*** LISTED RECORDS ***
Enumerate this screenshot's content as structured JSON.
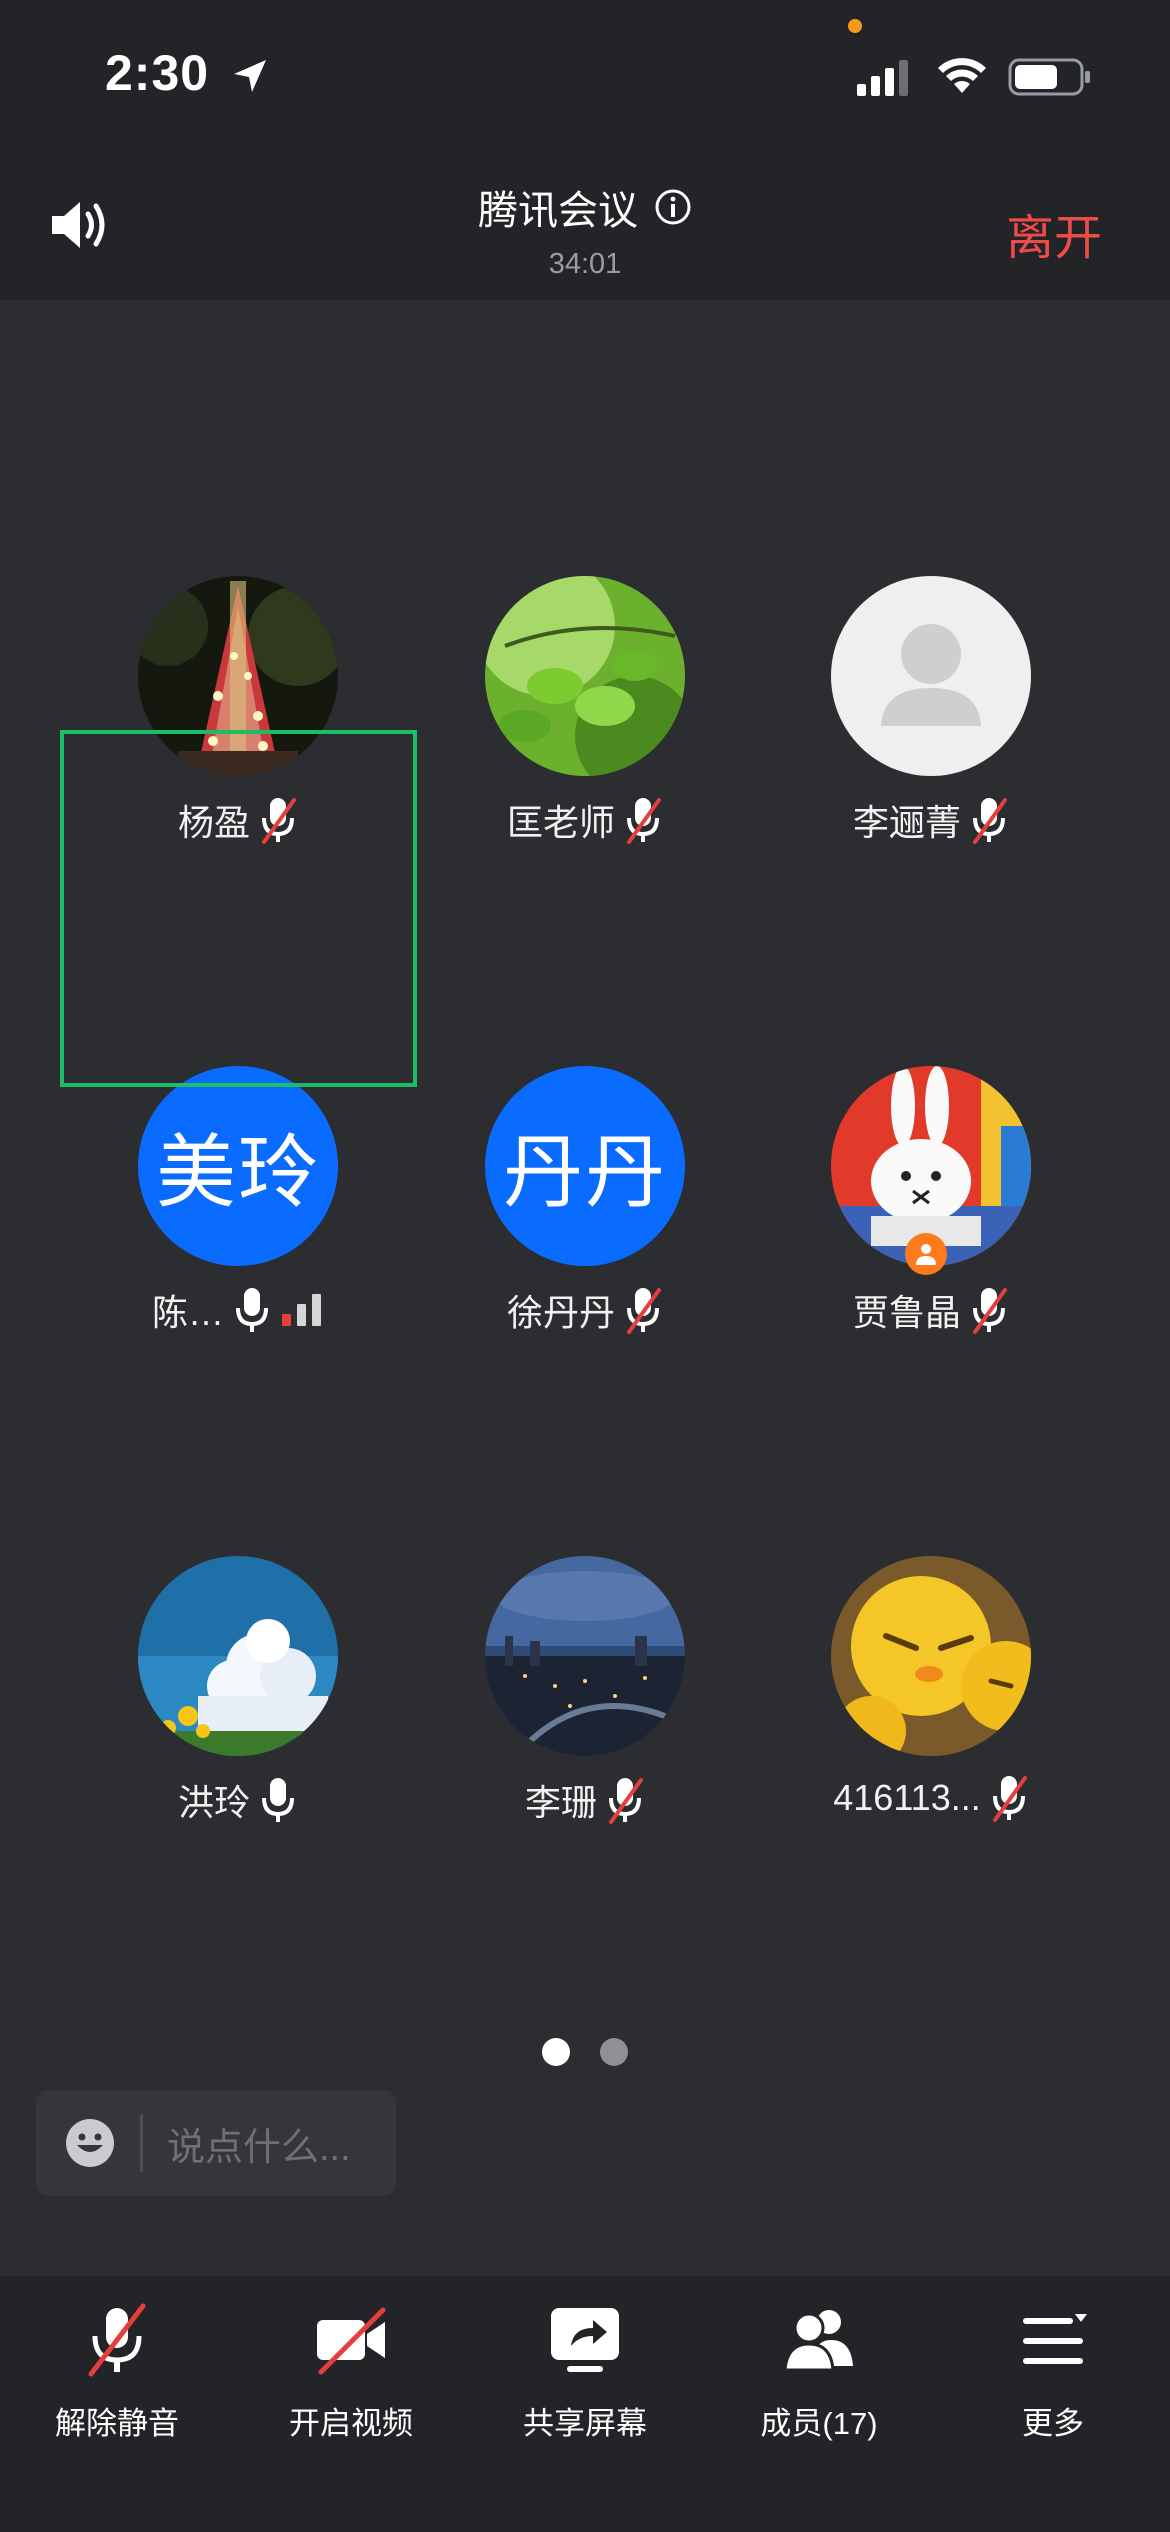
{
  "status_bar": {
    "time": "2:30"
  },
  "header": {
    "title": "腾讯会议",
    "timer": "34:01",
    "leave_label": "离开"
  },
  "participants": [
    {
      "name": "杨盈",
      "mic": "muted",
      "avatar": "photo-tower-lights"
    },
    {
      "name": "匡老师",
      "mic": "muted",
      "avatar": "photo-green-leaves"
    },
    {
      "name": "李逦菁",
      "mic": "muted",
      "avatar": "default-person"
    },
    {
      "name": "陈…",
      "avatar_text": "美玲",
      "mic": "on",
      "signal": "weak",
      "active_speaker": true
    },
    {
      "name": "徐丹丹",
      "avatar_text": "丹丹",
      "mic": "muted"
    },
    {
      "name": "贾鲁晶",
      "mic": "muted",
      "avatar": "photo-bunny",
      "host_badge": true
    },
    {
      "name": "洪玲",
      "mic": "on",
      "avatar": "photo-sky-sunflower"
    },
    {
      "name": "李珊",
      "mic": "muted",
      "avatar": "photo-city-night"
    },
    {
      "name": "416113...",
      "mic": "muted",
      "avatar": "photo-yellow-chicks"
    }
  ],
  "pager": {
    "pages": 2,
    "current": 1
  },
  "chat": {
    "placeholder": "说点什么..."
  },
  "toolbar": {
    "unmute": "解除静音",
    "start_video": "开启视频",
    "share_screen": "共享屏幕",
    "members": "成员(17)",
    "more": "更多"
  },
  "colors": {
    "background": "#2b2d31",
    "header": "#232427",
    "leave": "#ef4b4b",
    "avatar_blue": "#0a6cff",
    "active_frame": "#1dbd63",
    "muted_slash": "#e53e3e"
  }
}
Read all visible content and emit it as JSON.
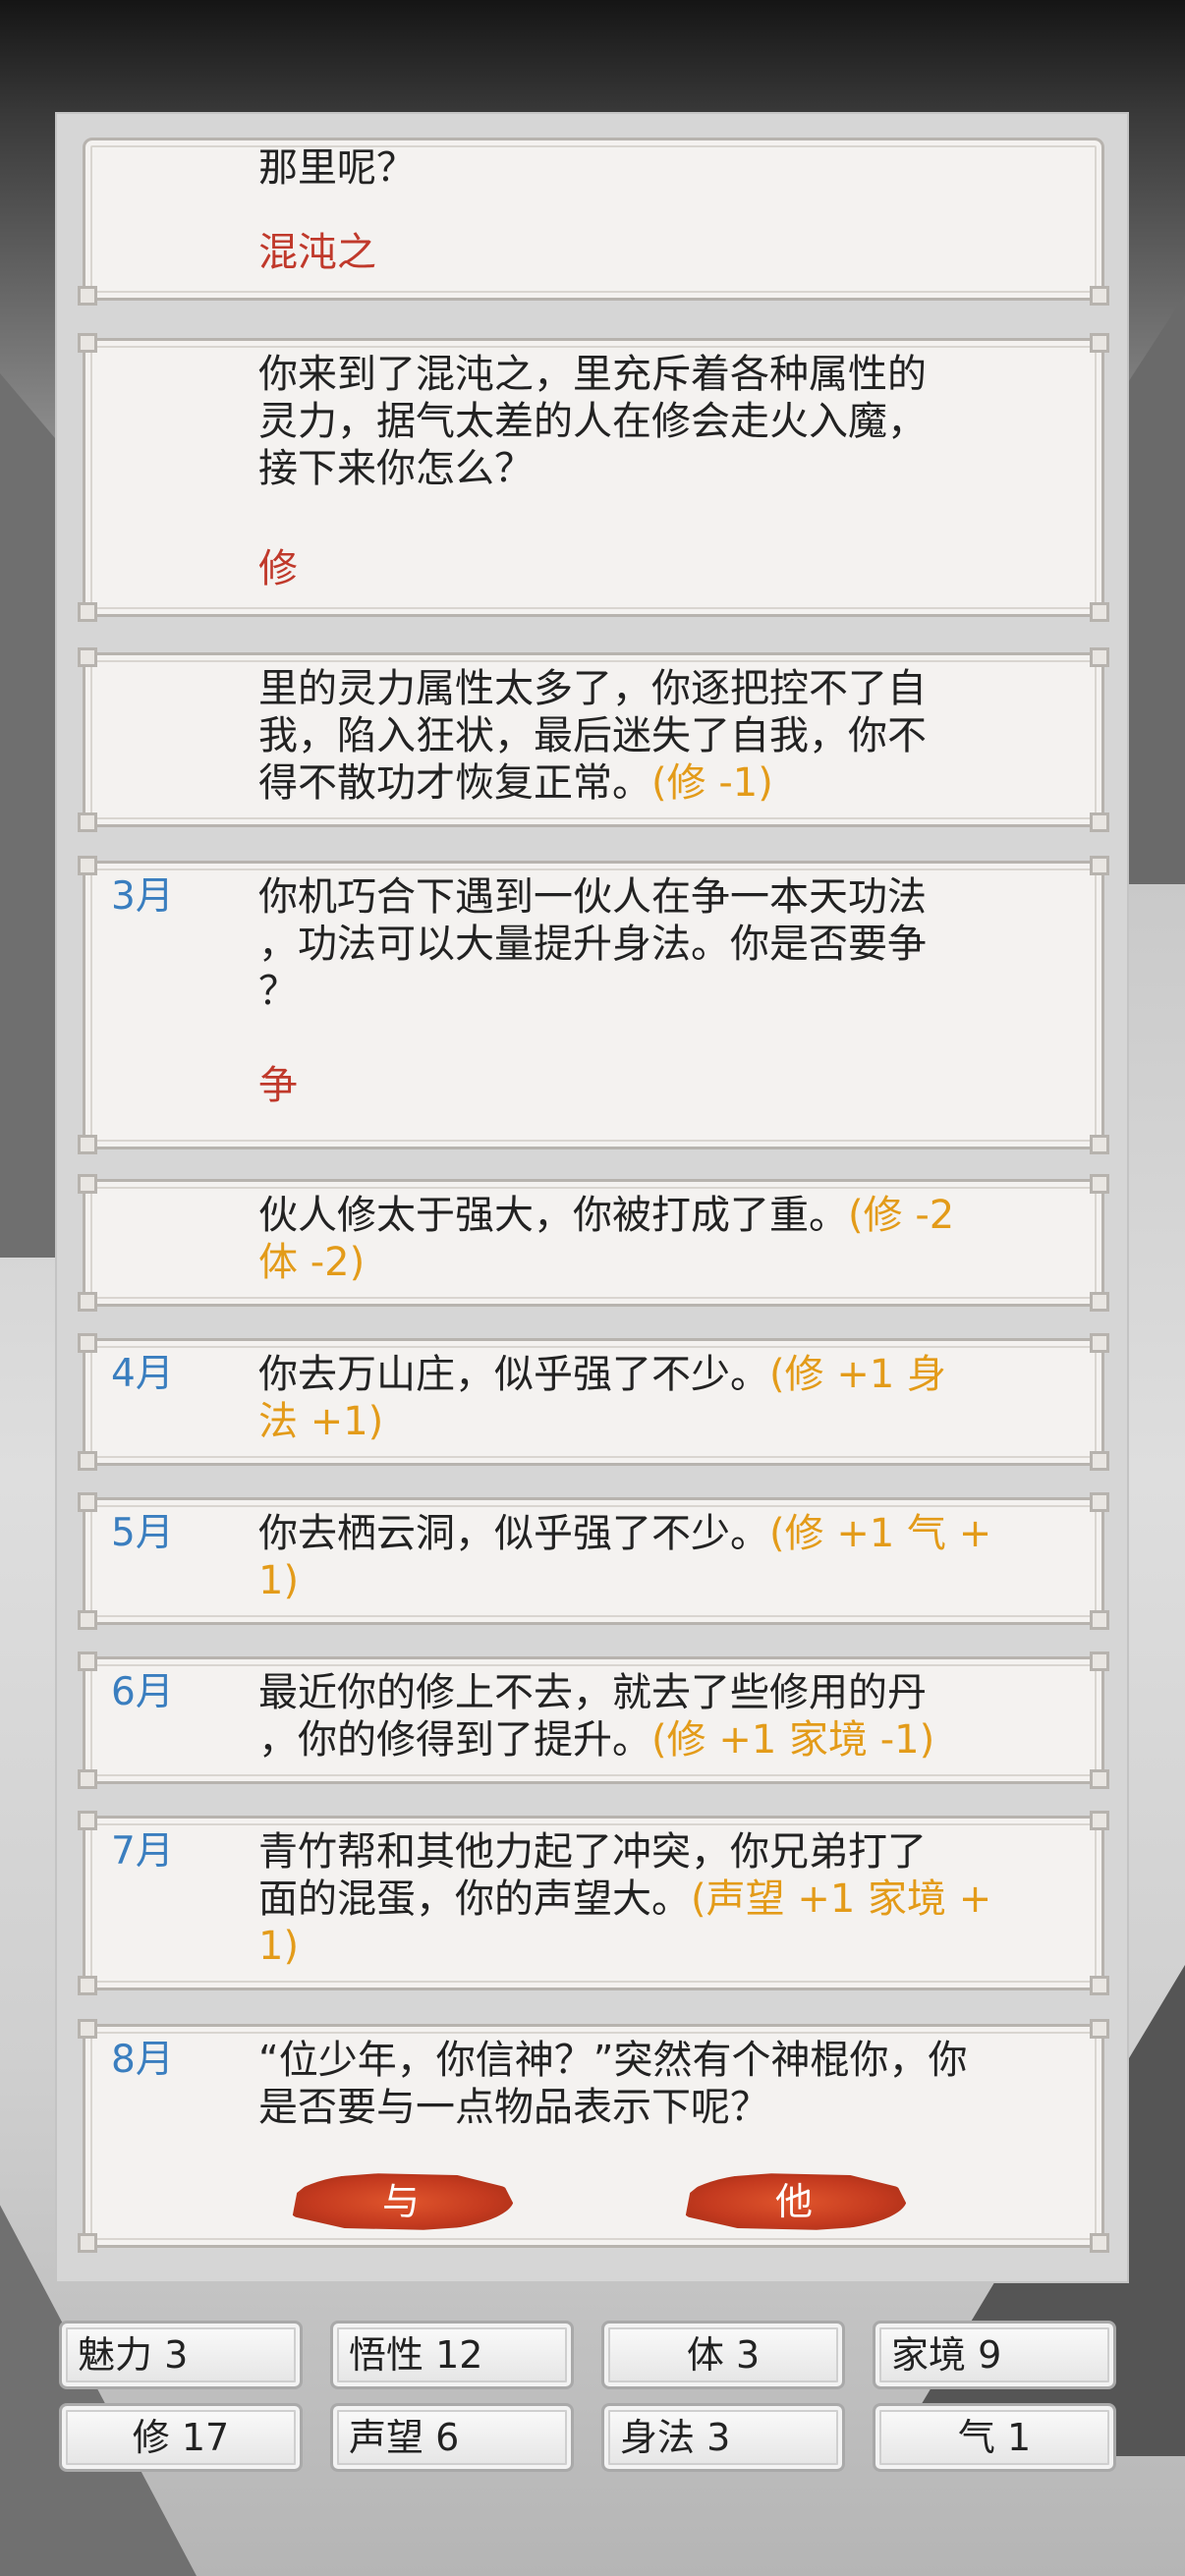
{
  "events": [
    {
      "month": "",
      "text": "那里呢？",
      "effect": "",
      "choice": "混沌之"
    },
    {
      "month": "",
      "text": "你来到了混沌之，里充斥着各种属性的灵力，据气太差的人在修会走火入魔，接下来你怎么？",
      "effect": "",
      "choice": "修"
    },
    {
      "month": "",
      "text": "里的灵力属性太多了，你逐把控不了自我，陷入狂状，最后迷失了自我，你不得不散功才恢复正常。",
      "effect": "(修 -1)",
      "choice": ""
    },
    {
      "month": "3月",
      "text": "你机巧合下遇到一伙人在争一本天功法，功法可以大量提升身法。你是否要争？",
      "effect": "",
      "choice": "争"
    },
    {
      "month": "",
      "text": "伙人修太于强大，你被打成了重。",
      "effect": "(修 -2 体 -2)",
      "choice": ""
    },
    {
      "month": "4月",
      "text": "你去万山庄，似乎强了不少。",
      "effect": "(修 +1 身法 +1)",
      "choice": ""
    },
    {
      "month": "5月",
      "text": "你去栖云洞，似乎强了不少。",
      "effect": "(修 +1 气 +1)",
      "choice": ""
    },
    {
      "month": "6月",
      "text": "最近你的修上不去，就去了些修用的丹，你的修得到了提升。",
      "effect": "(修 +1 家境 -1)",
      "choice": ""
    },
    {
      "month": "7月",
      "text": "青竹帮和其他力起了冲突，你兄弟打了面的混蛋，你的声望大。",
      "effect": "(声望 +1 家境 +1)",
      "choice": ""
    },
    {
      "month": "8月",
      "text": "“位少年，你信神？”突然有个神棍你，你是否要与一点物品表示下呢？",
      "effect": "",
      "choice": ""
    }
  ],
  "lines": {
    "e0": [
      "那里呢？"
    ],
    "e1": [
      "你来到了混沌之，里充斥着各种属性的",
      "灵力，据气太差的人在修会走火入魔，",
      "接下来你怎么？"
    ],
    "e2": [
      "里的灵力属性太多了，你逐把控不了自",
      "我，陷入狂状，最后迷失了自我，你不",
      "得不散功才恢复正常。"
    ],
    "e3": [
      "你机巧合下遇到一伙人在争一本天功法",
      "，功法可以大量提升身法。你是否要争",
      "？"
    ],
    "e4a": "伙人修太于强大，你被打成了重。",
    "e4b": "(修 -2",
    "e4c": "体 -2)",
    "e5a": "你去万山庄，似乎强了不少。",
    "e5b": "(修 +1 身",
    "e5c": "法 +1)",
    "e6a": "你去栖云洞，似乎强了不少。",
    "e6b": "(修 +1 气 +",
    "e6c": "1)",
    "e7a": "最近你的修上不去，就去了些修用的丹",
    "e7b": "，你的修得到了提升。",
    "e7c": "(修 +1 家境 -1)",
    "e8a": "青竹帮和其他力起了冲突，你兄弟打了",
    "e8b": "面的混蛋，你的声望大。",
    "e8c": "(声望 +1 家境 +",
    "e8d": "1)",
    "e9a": "“位少年，你信神？”突然有个神棍你，你",
    "e9b": "是否要与一点物品表示下呢？"
  },
  "options": {
    "give": "与",
    "other": "他"
  },
  "stats": [
    {
      "label": "魅力",
      "value": "3"
    },
    {
      "label": "悟性",
      "value": "12"
    },
    {
      "label": "体",
      "value": "3"
    },
    {
      "label": "家境",
      "value": "9"
    },
    {
      "label": "修",
      "value": "17"
    },
    {
      "label": "声望",
      "value": "6"
    },
    {
      "label": "身法",
      "value": "3"
    },
    {
      "label": "气",
      "value": "1"
    }
  ],
  "colors": {
    "month": "#3a7ebf",
    "effect": "#e39b19",
    "choice": "#c0392b"
  }
}
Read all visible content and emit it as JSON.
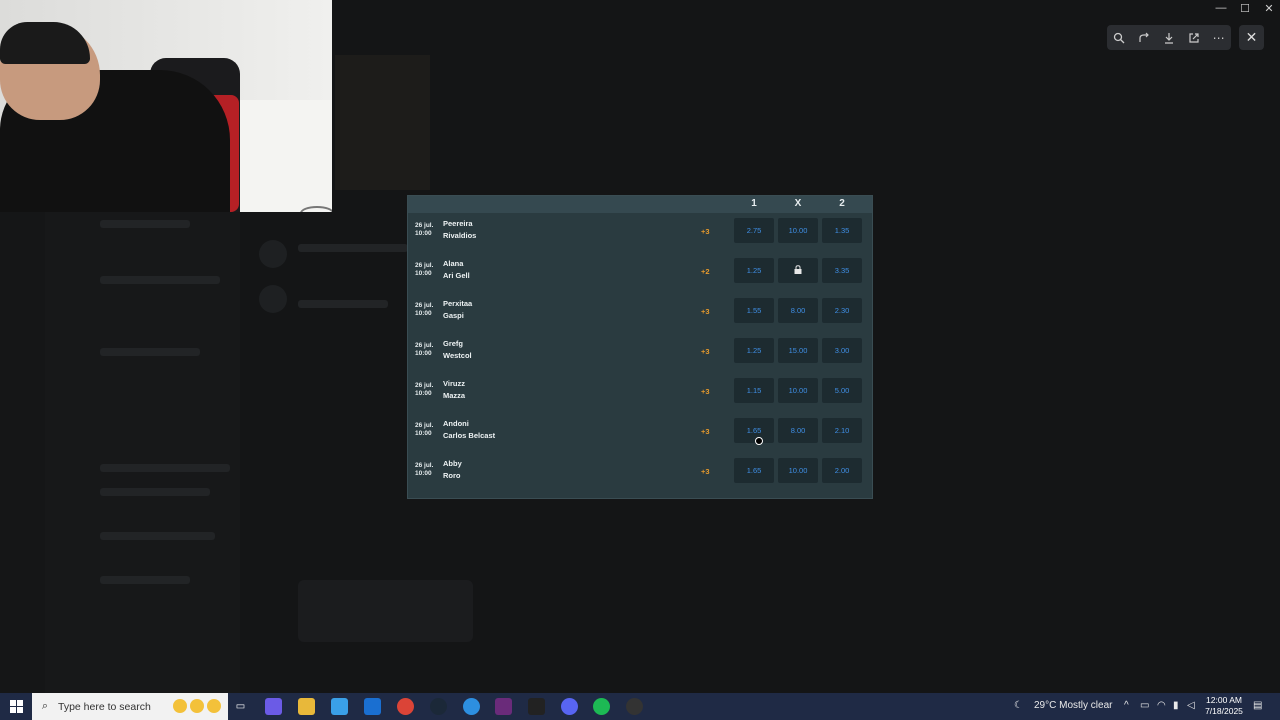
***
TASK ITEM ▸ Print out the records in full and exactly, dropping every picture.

COMPLETED EXERCISE ▸
Enumerate this screenshot's content as structured JSON.
{
  "status_bar": {
    "time": "2:30"
  },
  "header": {
    "title": "腾讯会议",
    "timer": "34:01",
    "leave_label": "离开"
  },
  "participants": [
    {
      "name": "杨盈",
      "mic": "muted",
      "avatar": "photo-tower-lights"
    },
    {
      "name": "匡老师",
      "mic": "muted",
      "avatar": "photo-green-leaves"
    },
    {
      "name": "李逦菁",
      "mic": "muted",
      "avatar": "default-person"
    },
    {
      "name": "陈…",
      "avatar_text": "美玲",
      "mic": "on",
      "signal": "weak",
      "active_speaker": true
    },
    {
      "name": "徐丹丹",
      "avatar_text": "丹丹",
      "mic": "muted"
    },
    {
      "name": "贾鲁晶",
      "mic": "muted",
      "avatar": "photo-bunny",
      "host_badge": true
    },
    {
      "name": "洪玲",
      "mic": "on",
      "avatar": "photo-sky-sunflower"
    },
    {
      "name": "李珊",
      "mic": "muted",
      "avatar": "photo-city-night"
    },
    {
      "name": "416113...",
      "mic": "muted",
      "avatar": "photo-yellow-chicks"
    }
  ],
  "pager": {
    "pages": 2,
    "current": 1
  },
  "chat": {
    "placeholder": "说点什么..."
  },
  "toolbar": {
    "unmute": "解除静音",
    "start_video": "开启视频",
    "share_screen": "共享屏幕",
    "members": "成员(17)",
    "more": "更多"
  },
  "colors": {
    "background": "#2b2d31",
    "header": "#232427",
    "leave": "#ef4b4b",
    "avatar_blue": "#0a6cff",
    "active_frame": "#1dbd63",
    "muted_slash": "#e53e3e"
  }
}
Read all visible content and emit it as JSON.
{
  "events": [
    {
      "month": "",
      "text": "那里呢？",
      "effect": "",
      "choice": "混沌之"
    },
    {
      "month": "",
      "text": "你来到了混沌之，里充斥着各种属性的灵力，据气太差的人在修会走火入魔，接下来你怎么？",
      "effect": "",
      "choice": "修"
    },
    {
      "month": "",
      "text": "里的灵力属性太多了，你逐把控不了自我，陷入狂状，最后迷失了自我，你不得不散功才恢复正常。",
      "effect": "(修 -1)",
      "choice": ""
    },
    {
      "month": "3月",
      "text": "你机巧合下遇到一伙人在争一本天功法，功法可以大量提升身法。你是否要争？",
      "effect": "",
      "choice": "争"
    },
    {
      "month": "",
      "text": "伙人修太于强大，你被打成了重。",
      "effect": "(修 -2 体 -2)",
      "choice": ""
    },
    {
      "month": "4月",
      "text": "你去万山庄，似乎强了不少。",
      "effect": "(修 +1 身法 +1)",
      "choice": ""
    },
    {
      "month": "5月",
      "text": "你去栖云洞，似乎强了不少。",
      "effect": "(修 +1 气 +1)",
      "choice": ""
    },
    {
      "month": "6月",
      "text": "最近你的修上不去，就去了些修用的丹，你的修得到了提升。",
      "effect": "(修 +1 家境 -1)",
      "choice": ""
    },
    {
      "month": "7月",
      "text": "青竹帮和其他力起了冲突，你兄弟打了面的混蛋，你的声望大。",
      "effect": "(声望 +1 家境 +1)",
      "choice": ""
    },
    {
      "month": "8月",
      "text": "“位少年，你信神？”突然有个神棍你，你是否要与一点物品表示下呢？",
      "effect": "",
      "choice": ""
    }
  ],
  "lines": {
    "e0": [
      "那里呢？"
    ],
    "e1": [
      "你来到了混沌之，里充斥着各种属性的",
      "灵力，据气太差的人在修会走火入魔，",
      "接下来你怎么？"
    ],
    "e2": [
      "里的灵力属性太多了，你逐把控不了自",
      "我，陷入狂状，最后迷失了自我，你不",
      "得不散功才恢复正常。"
    ],
    "e3": [
      "你机巧合下遇到一伙人在争一本天功法",
      "，功法可以大量提升身法。你是否要争",
      "？"
    ],
    "e4a": "伙人修太于强大，你被打成了重。",
    "e4b": "(修 -2",
    "e4c": "体 -2)",
    "e5a": "你去万山庄，似乎强了不少。",
    "e5b": "(修 +1 身",
    "e5c": "法 +1)",
    "e6a": "你去栖云洞，似乎强了不少。",
    "e6b": "(修 +1 气 +",
    "e6c": "1)",
    "e7a": "最近你的修上不去，就去了些修用的丹",
    "e7b": "，你的修得到了提升。",
    "e7c": "(修 +1 家境 -1)",
    "e8a": "青竹帮和其他力起了冲突，你兄弟打了",
    "e8b": "面的混蛋，你的声望大。",
    "e8c": "(声望 +1 家境 +",
    "e8d": "1)",
    "e9a": "“位少年，你信神？”突然有个神棍你，你",
    "e9b": "是否要与一点物品表示下呢？"
  },
  "options": {
    "give": "与",
    "other": "他"
  },
  "stats": [
    {
      "label": "魅力",
      "value": "3"
    },
    {
      "label": "悟性",
      "value": "12"
    },
    {
      "label": "体",
      "value": "3"
    },
    {
      "label": "家境",
      "value": "9"
    },
    {
      "label": "修",
      "value": "17"
    },
    {
      "label": "声望",
      "value": "6"
    },
    {
      "label": "身法",
      "value": "3"
    },
    {
      "label": "气",
      "value": "1"
    }
  ],
  "colors": {
    "month": "#3a7ebf",
    "effect": "#e39b19",
    "choice": "#c0392b"
  }
}
Read all visible content and emit it as JSON.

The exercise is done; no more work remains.